RESULTS: Clients reported high levels of satisfaction with the service and significant levels of perceived (self-rated) change on each outcome measure. Qualitative results included enhanced psychotherapeutic outcomes reported by mental health clinicians.
CONCLUSIONS: The integration of complementary therapies into community mental health practice may hold promise of enhancing mental health outcomes and improving quality of life for long-term users of mental health services.

This paper is key as it concludes on findings on the efficiency of complementary therapies for mental health

In complementary therapies

Les neo-nomades se soutiennent!

Today I attended Dr Yasmine Abbas thesis defense 'designing environments for living in the age of physical digital and mental mobilities'. I realised how beautiful nomadic life is and tomorrow I will buy the new Kenzo Samsonite suitcase and assorted night dress. A thesis like Yasmine's is so refreshing. I cannot wait to read the full thesis.

Congratulations Yasmine!

Sunday, May 14, 2006

Stelarc's work as haptic psycho therapy?

Stelarc, 'Sitting/Swaying: Event for rock suspension', Maki Gallery, Tokyo, Japan 1980. Courtesy the artist and Sherman Galleries, Sydney

The artist Stelarc creates medical instruments that could be interpreted as masochistic tools. As an example, he explores connections with the body by inserting hooks into his skin. Although not intended for therapy, I believe that the ideas about controlled pain, as in Stelarc’s installation, could serve as a support to treatments for pathologies where the patient is prone to self mutilations. By providing a controlled painful stimulus, the patient could ground his mind and overcome the dissociation he suffers from.

Electroconvulsive therapy involves passing sufficient electricity through the brain of a patient, such that a seizure is induced in the patient. It is currently used as a last-resort for individuals with tendencies towards self mutilation.

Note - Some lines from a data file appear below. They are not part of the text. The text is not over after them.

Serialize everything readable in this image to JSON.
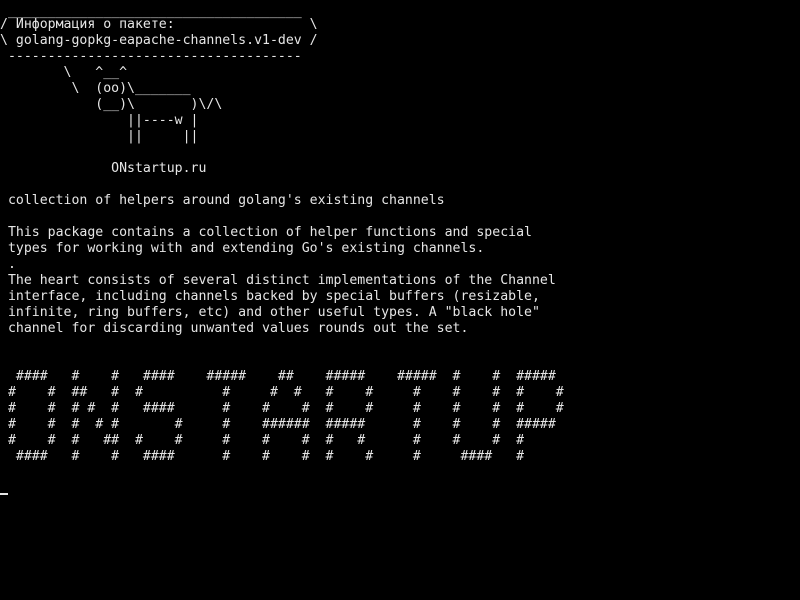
{
  "terminal": {
    "colors": {
      "background": "#000000",
      "foreground": "#e6e6e6"
    },
    "cowsay": {
      "border_top": " _____________________________________",
      "bubble_line_1": "/ Информация о пакете:                 \\",
      "bubble_line_2": "\\ golang-gopkg-eapache-channels.v1-dev /",
      "border_bottom": " -------------------------------------",
      "cow_line_1": "        \\   ^__^",
      "cow_line_2": "         \\  (oo)\\_______",
      "cow_line_3": "            (__)\\       )\\/\\",
      "cow_line_4": "                ||----w |",
      "cow_line_5": "                ||     ||",
      "site": "              ONstartup.ru"
    },
    "summary": " collection of helpers around golang's existing channels",
    "description": {
      "line_1": " This package contains a collection of helper functions and special",
      "line_2": " types for working with and extending Go's existing channels.",
      "line_3": " .",
      "line_4": " The heart consists of several distinct implementations of the Channel",
      "line_5": " interface, including channels backed by special buffers (resizable,",
      "line_6": " infinite, ring buffers, etc) and other useful types. A \"black hole\"",
      "line_7": " channel for discarding unwanted values rounds out the set."
    },
    "banner": {
      "line_1": "  ####   #    #   ####    #####    ##    #####    #####  #    #  #####",
      "line_2": " #    #  ##   #  #          #     #  #   #    #     #    #    #  #    #",
      "line_3": " #    #  # #  #   ####      #    #    #  #    #     #    #    #  #    #",
      "line_4": " #    #  #  # #       #     #    ######  #####      #    #    #  #####",
      "line_5": " #    #  #   ##  #    #     #    #    #  #   #      #    #    #  #",
      "line_6": "  ####   #    #   ####      #    #    #  #    #     #     ####   #"
    }
  }
}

Also, in some conditions, electroconvulsive therapy is implied for treatment of depressive disorders. In electroconvulsive therapy the patient is passive and receives the stimulus delivered by another person. However, the opportunity of haptics is that we are able to better specify limits where the patient can administer their own stimulus and gain both import and control on their own therapy.

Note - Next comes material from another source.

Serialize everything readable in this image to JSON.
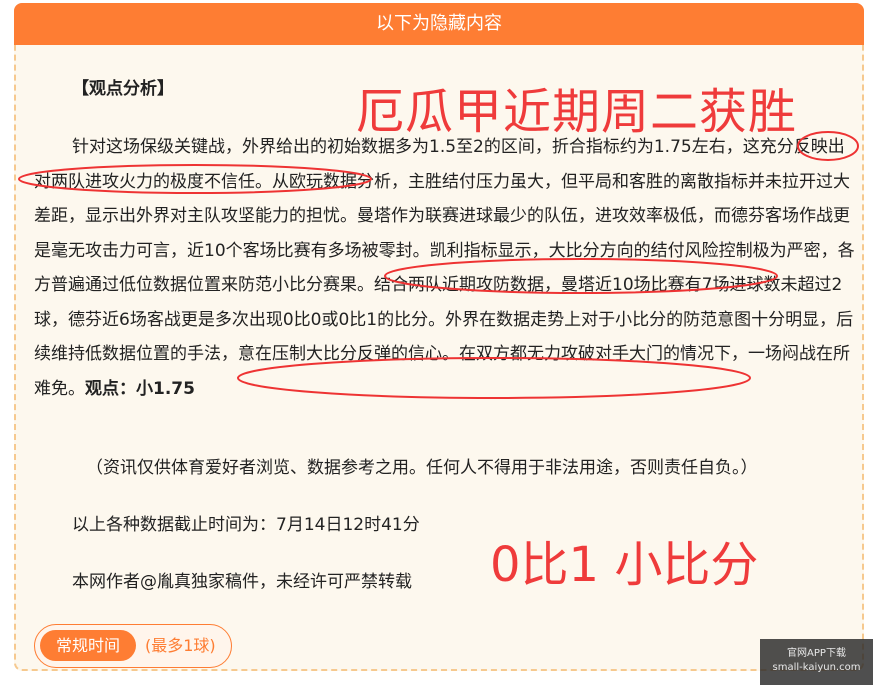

In haptic research

Thursday, May 11, 2006

Kendall Roses

Leonardo Bonanni and I were finalists in the Kendall interactive design competition with Kendall Roses. The competition Kendall Square Interactive Design competition was organized by Lyme Properties.

Based on my previous research Passing Glances (2002-2004), the Kendall Roses are designed to be an autonomous art installation that brings added value to the Kendall Square community. Bright, inexpensive daytime displays on two towers and the ground fulfill the role of the roses to provide compass directions to local attractions through graphics and text on billboards and the ground.
Data to the Roses is entirely wireless: SMS, internet and a local database are streamed to a wireless server inside each tower from local hotels, businesses, residents and the World Wide Web. In addition to useful information about local businesses, sports and attractions, the Kendall Roses offer opportunities for families and children to play on an interactive ground display that can project a variety of games. After an initial investment and potential partnership with local businesses and telcos for promoting SMS messaging, the towers will generate income primarily through advertisement for local businesses and as a tax credit for displaying public service announcements relevant to the community.

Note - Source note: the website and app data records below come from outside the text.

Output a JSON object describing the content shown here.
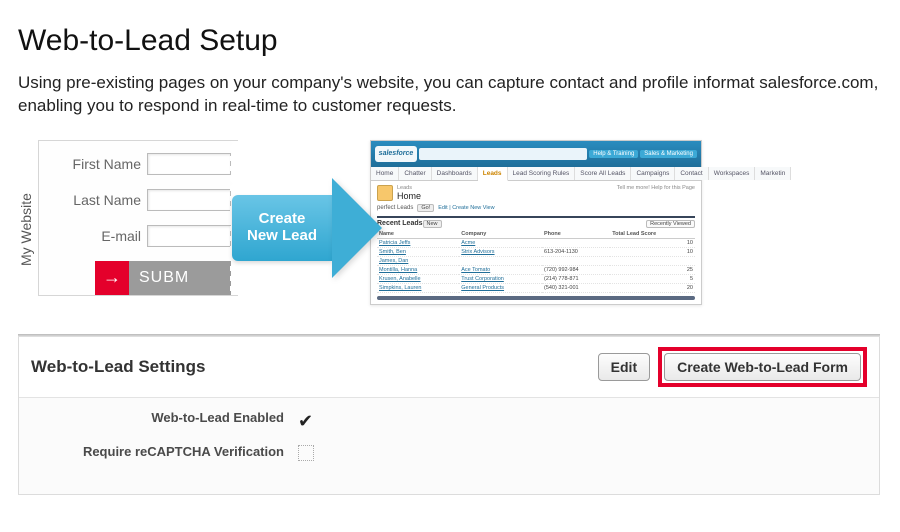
{
  "page": {
    "title": "Web-to-Lead Setup",
    "intro": "Using pre-existing pages on your company's website, you can capture contact and profile informat salesforce.com, enabling you to respond in real-time to customer requests."
  },
  "illustration": {
    "website_label": "My Website",
    "form": {
      "first_name": "First Name",
      "last_name": "Last Name",
      "email": "E-mail",
      "submit": "SUBM"
    },
    "arrow": {
      "line1": "Create",
      "line2": "New Lead"
    },
    "sf": {
      "logo": "salesforce",
      "top_pills": [
        "Help & Training",
        "Sales & Marketing"
      ],
      "tabs": [
        "Home",
        "Chatter",
        "Dashboards",
        "Leads",
        "Lead Scoring Rules",
        "Score All Leads",
        "Campaigns",
        "Contact",
        "Workspaces",
        "Marketin"
      ],
      "active_tab_index": 3,
      "home_small": "Leads",
      "home_big": "Home",
      "right_note": "Tell me more! Help for this Page",
      "view_label": "perfect Leads",
      "go": "Go!",
      "edit_link": "Edit | Create New View",
      "section_title": "Recent Leads",
      "new_btn": "New",
      "recently_viewed": "Recently Viewed",
      "columns": [
        "Name",
        "Company",
        "Phone",
        "Total Lead Score"
      ],
      "rows": [
        {
          "name": "Patricia Jeffs",
          "company": "Acme",
          "phone": "",
          "score": "10"
        },
        {
          "name": "Smith, Ben",
          "company": "Strix Advisors",
          "phone": "613-204-1130",
          "score": "10"
        },
        {
          "name": "James, Dan",
          "company": "",
          "phone": "",
          "score": ""
        },
        {
          "name": "Montilla, Hanna",
          "company": "Ace Tomato",
          "phone": "(720) 992-984",
          "score": "25"
        },
        {
          "name": "Krusen, Anabelle",
          "company": "Trust Corporation",
          "phone": "(214) 778-871",
          "score": "5"
        },
        {
          "name": "Simpkins, Lauren",
          "company": "General Products",
          "phone": "(540) 321-001",
          "score": "20"
        }
      ]
    }
  },
  "settings": {
    "title": "Web-to-Lead Settings",
    "edit_btn": "Edit",
    "create_btn": "Create Web-to-Lead Form",
    "enabled_label": "Web-to-Lead Enabled",
    "recaptcha_label": "Require reCAPTCHA Verification",
    "enabled_value": "✔"
  }
}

Some screenshots of the Kendall Roses interaction movie:

Details of the architecture

Plans of the Kendall Roses site

A movie of our entry

If it does not appear above, clic here
In personal work